**About this exercise**
Once the line containing "Parse this screenshot: output" is located in the records below, repeat it and all lines that follow it exactly, leaving out any picture.

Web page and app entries
-- Opening Marker --
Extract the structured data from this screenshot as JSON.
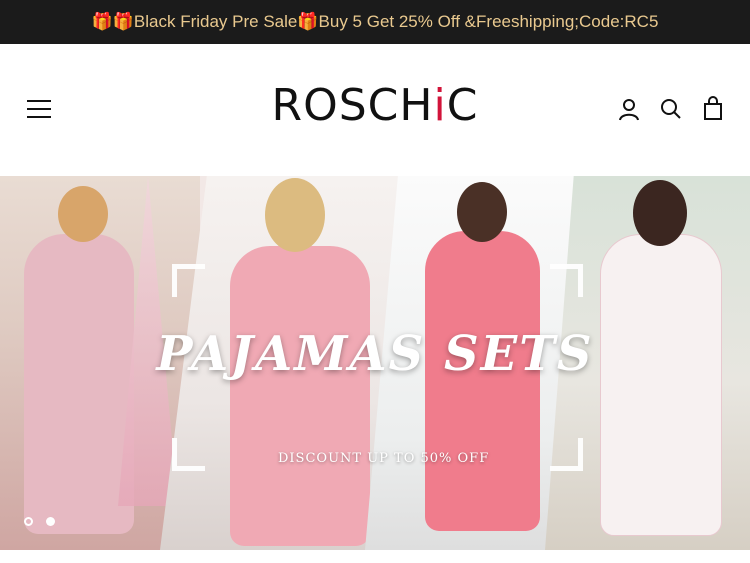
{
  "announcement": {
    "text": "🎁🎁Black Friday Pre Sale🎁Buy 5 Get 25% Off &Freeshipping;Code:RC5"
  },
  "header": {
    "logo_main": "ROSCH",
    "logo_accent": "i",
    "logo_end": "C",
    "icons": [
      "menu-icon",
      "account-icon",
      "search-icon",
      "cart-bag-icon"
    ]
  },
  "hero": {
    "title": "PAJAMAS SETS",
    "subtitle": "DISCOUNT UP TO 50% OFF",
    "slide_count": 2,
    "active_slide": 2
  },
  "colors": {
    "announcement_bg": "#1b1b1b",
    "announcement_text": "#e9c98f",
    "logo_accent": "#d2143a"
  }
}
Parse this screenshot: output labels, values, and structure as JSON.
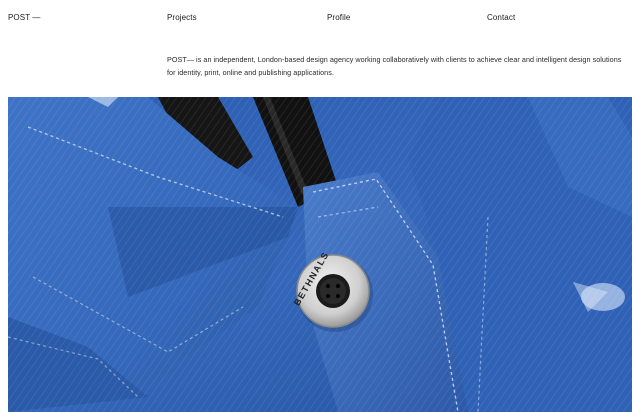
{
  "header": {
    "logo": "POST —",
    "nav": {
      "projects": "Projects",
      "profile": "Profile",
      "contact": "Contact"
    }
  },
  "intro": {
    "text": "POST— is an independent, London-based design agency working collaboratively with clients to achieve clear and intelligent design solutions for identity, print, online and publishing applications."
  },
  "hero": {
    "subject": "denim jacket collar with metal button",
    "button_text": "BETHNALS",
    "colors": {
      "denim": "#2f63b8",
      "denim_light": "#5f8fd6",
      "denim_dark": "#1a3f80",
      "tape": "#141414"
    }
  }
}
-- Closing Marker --
**Answer**
Parse this screenshot: output labels, values, and structure as JSON.
{
  "header": {
    "logo": "POST —",
    "nav": {
      "projects": "Projects",
      "profile": "Profile",
      "contact": "Contact"
    }
  },
  "intro": {
    "text": "POST— is an independent, London-based design agency working collaboratively with clients to achieve clear and intelligent design solutions for identity, print, online and publishing applications."
  },
  "hero": {
    "subject": "denim jacket collar with metal button",
    "button_text": "BETHNALS",
    "colors": {
      "denim": "#2f63b8",
      "denim_light": "#5f8fd6",
      "denim_dark": "#1a3f80",
      "tape": "#141414"
    }
  }
}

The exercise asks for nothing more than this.